:: What the task requires ::
Whenever a line carries the word "Follow", pull it out of the entries.

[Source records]
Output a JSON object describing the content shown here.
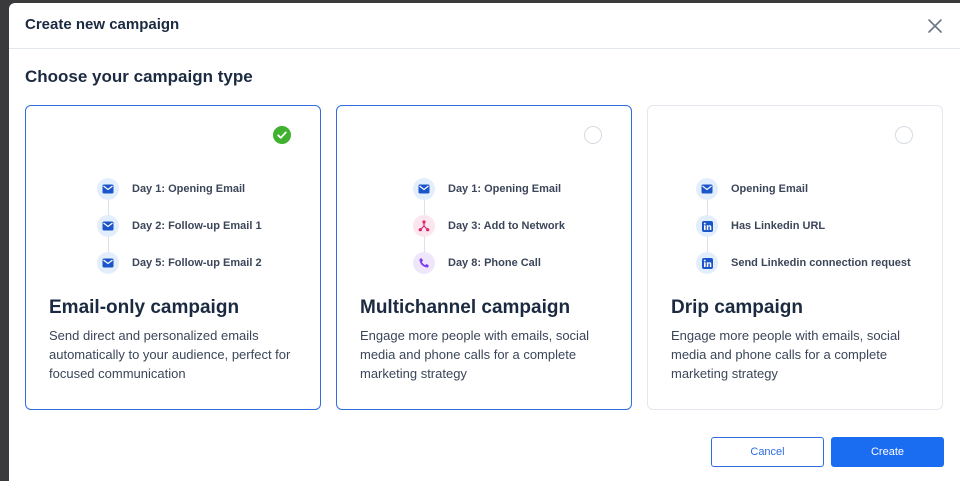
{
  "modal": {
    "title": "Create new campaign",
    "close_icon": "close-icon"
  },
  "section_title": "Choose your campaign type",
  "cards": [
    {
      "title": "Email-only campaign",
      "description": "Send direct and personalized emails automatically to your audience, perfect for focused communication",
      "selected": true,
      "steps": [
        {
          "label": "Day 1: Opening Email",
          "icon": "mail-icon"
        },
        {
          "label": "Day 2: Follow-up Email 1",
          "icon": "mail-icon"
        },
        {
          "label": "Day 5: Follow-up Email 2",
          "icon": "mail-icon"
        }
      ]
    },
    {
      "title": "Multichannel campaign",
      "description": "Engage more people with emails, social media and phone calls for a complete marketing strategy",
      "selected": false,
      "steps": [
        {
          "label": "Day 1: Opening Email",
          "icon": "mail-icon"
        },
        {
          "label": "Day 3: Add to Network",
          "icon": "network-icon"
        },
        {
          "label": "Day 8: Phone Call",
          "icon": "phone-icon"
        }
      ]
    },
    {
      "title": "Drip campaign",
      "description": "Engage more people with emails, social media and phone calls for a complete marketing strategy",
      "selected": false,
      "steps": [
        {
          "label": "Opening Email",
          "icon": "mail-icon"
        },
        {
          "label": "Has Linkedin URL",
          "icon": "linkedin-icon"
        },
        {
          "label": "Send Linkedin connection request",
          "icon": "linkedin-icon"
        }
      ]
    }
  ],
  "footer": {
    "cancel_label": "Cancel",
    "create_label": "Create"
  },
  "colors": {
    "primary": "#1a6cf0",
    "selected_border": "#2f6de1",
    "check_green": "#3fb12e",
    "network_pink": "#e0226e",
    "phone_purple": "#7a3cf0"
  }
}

:: Solution for this task ::
          "label": "Day 2: Follow-up Email 1",
          "label": "Day 5: Follow-up Email 2",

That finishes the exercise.